(Data about app and page elements)
● ● ● ● ● ● ●

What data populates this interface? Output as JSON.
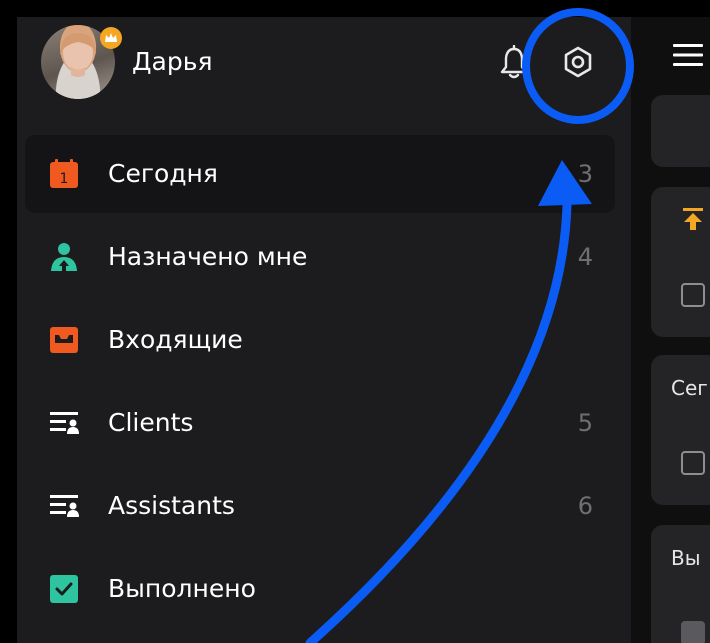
{
  "profile": {
    "name": "Дарья",
    "avatar_icon": "user-photo",
    "badge_icon": "crown-icon",
    "badge_color": "#f5a623"
  },
  "header_icons": {
    "notifications": "bell-icon",
    "settings": "gear-icon"
  },
  "menu": {
    "items": [
      {
        "label": "Сегодня",
        "count": "3",
        "icon": "calendar-today-icon",
        "color": "#f0591f",
        "icon_text": "1",
        "active": true
      },
      {
        "label": "Назначено мне",
        "count": "4",
        "icon": "assigned-person-icon",
        "color": "#2ec4a0",
        "active": false
      },
      {
        "label": "Входящие",
        "count": "",
        "icon": "inbox-icon",
        "color": "#f0591f",
        "active": false
      },
      {
        "label": "Clients",
        "count": "5",
        "icon": "shared-list-icon",
        "color": "#ffffff",
        "active": false
      },
      {
        "label": "Assistants",
        "count": "6",
        "icon": "shared-list-icon",
        "color": "#ffffff",
        "active": false
      },
      {
        "label": "Выполнено",
        "count": "",
        "icon": "completed-check-icon",
        "color": "#2ec4a0",
        "active": false
      }
    ]
  },
  "right_pane": {
    "menu_icon": "hamburger-icon",
    "priority_icon": "priority-arrow-icon",
    "priority_color": "#f5a623",
    "section_today": "Сег",
    "section_done": "Вы"
  },
  "annotation": {
    "color": "#0a5cf5"
  }
}
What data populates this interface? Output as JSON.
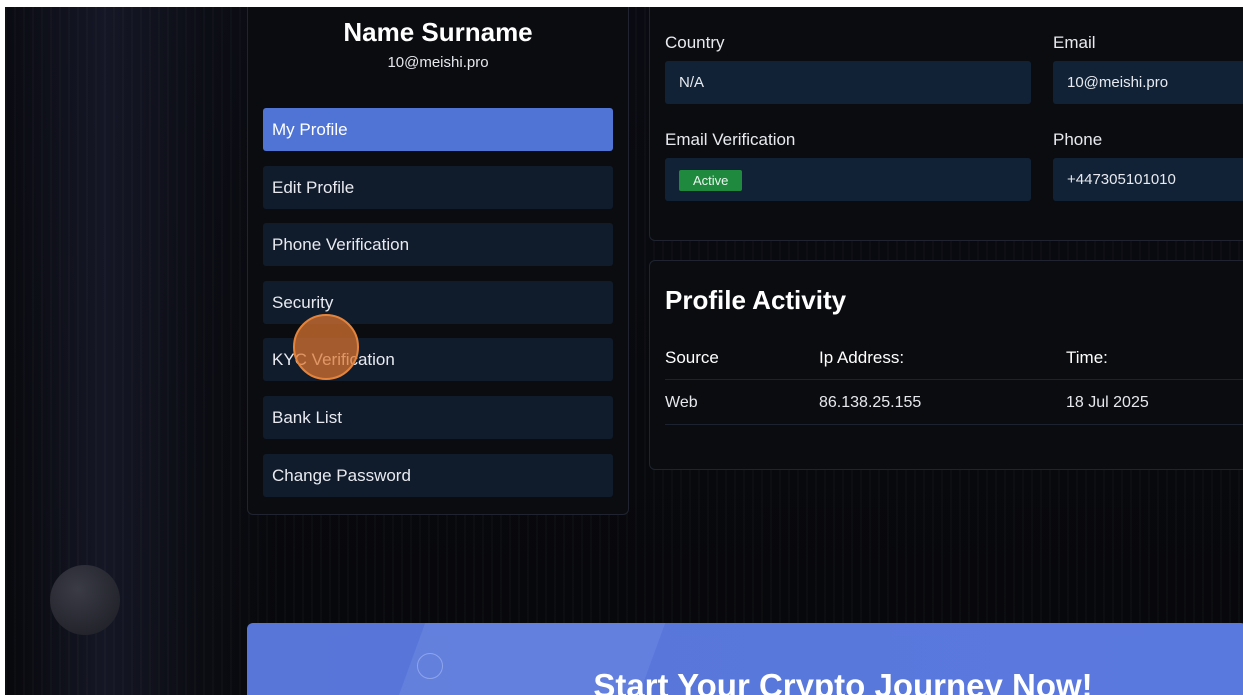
{
  "profile": {
    "name": "Name Surname",
    "email": "10@meishi.pro"
  },
  "menu": {
    "items": [
      {
        "label": "My Profile",
        "active": true
      },
      {
        "label": "Edit Profile",
        "active": false
      },
      {
        "label": "Phone Verification",
        "active": false
      },
      {
        "label": "Security",
        "active": false
      },
      {
        "label": "KYC Verification",
        "active": false
      },
      {
        "label": "Bank List",
        "active": false
      },
      {
        "label": "Change Password",
        "active": false
      }
    ]
  },
  "info": {
    "country_label": "Country",
    "country_value": "N/A",
    "email_label": "Email",
    "email_value": "10@meishi.pro",
    "email_verification_label": "Email Verification",
    "email_verification_status": "Active",
    "phone_label": "Phone",
    "phone_value": "+447305101010"
  },
  "activity": {
    "title": "Profile Activity",
    "columns": [
      "Source",
      "Ip Address:",
      "Time:"
    ],
    "rows": [
      [
        "Web",
        "86.138.25.155",
        "18 Jul 2025"
      ]
    ]
  },
  "banner": {
    "text": "Start Your Crypto Journey Now!"
  },
  "colors": {
    "accent": "#4f74d6",
    "status_active": "#1f8a3e",
    "field_bg": "#112236",
    "menu_bg": "#101c2c"
  }
}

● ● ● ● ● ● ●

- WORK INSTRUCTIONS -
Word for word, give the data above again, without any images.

- EXPECTED ANSWER -
What data populates this interface? Output as JSON.
{
  "profile": {
    "name": "Дарья",
    "avatar_icon": "user-photo",
    "badge_icon": "crown-icon",
    "badge_color": "#f5a623"
  },
  "header_icons": {
    "notifications": "bell-icon",
    "settings": "gear-icon"
  },
  "menu": {
    "items": [
      {
        "label": "Сегодня",
        "count": "3",
        "icon": "calendar-today-icon",
        "color": "#f0591f",
        "icon_text": "1",
        "active": true
      },
      {
        "label": "Назначено мне",
        "count": "4",
        "icon": "assigned-person-icon",
        "color": "#2ec4a0",
        "active": false
      },
      {
        "label": "Входящие",
        "count": "",
        "icon": "inbox-icon",
        "color": "#f0591f",
        "active": false
      },
      {
        "label": "Clients",
        "count": "5",
        "icon": "shared-list-icon",
        "color": "#ffffff",
        "active": false
      },
      {
        "label": "Assistants",
        "count": "6",
        "icon": "shared-list-icon",
        "color": "#ffffff",
        "active": false
      },
      {
        "label": "Выполнено",
        "count": "",
        "icon": "completed-check-icon",
        "color": "#2ec4a0",
        "active": false
      }
    ]
  },
  "right_pane": {
    "menu_icon": "hamburger-icon",
    "priority_icon": "priority-arrow-icon",
    "priority_color": "#f5a623",
    "section_today": "Сег",
    "section_done": "Вы"
  },
  "annotation": {
    "color": "#0a5cf5"
  }
}
What data populates this interface? Output as JSON.
{
  "profile": {
    "name": "Name Surname",
    "email": "10@meishi.pro"
  },
  "menu": {
    "items": [
      {
        "label": "My Profile",
        "active": true
      },
      {
        "label": "Edit Profile",
        "active": false
      },
      {
        "label": "Phone Verification",
        "active": false
      },
      {
        "label": "Security",
        "active": false
      },
      {
        "label": "KYC Verification",
        "active": false
      },
      {
        "label": "Bank List",
        "active": false
      },
      {
        "label": "Change Password",
        "active": false
      }
    ]
  },
  "info": {
    "country_label": "Country",
    "country_value": "N/A",
    "email_label": "Email",
    "email_value": "10@meishi.pro",
    "email_verification_label": "Email Verification",
    "email_verification_status": "Active",
    "phone_label": "Phone",
    "phone_value": "+447305101010"
  },
  "activity": {
    "title": "Profile Activity",
    "columns": [
      "Source",
      "Ip Address:",
      "Time:"
    ],
    "rows": [
      [
        "Web",
        "86.138.25.155",
        "18 Jul 2025"
      ]
    ]
  },
  "banner": {
    "text": "Start Your Crypto Journey Now!"
  },
  "colors": {
    "accent": "#4f74d6",
    "status_active": "#1f8a3e",
    "field_bg": "#112236",
    "menu_bg": "#101c2c"
  }
}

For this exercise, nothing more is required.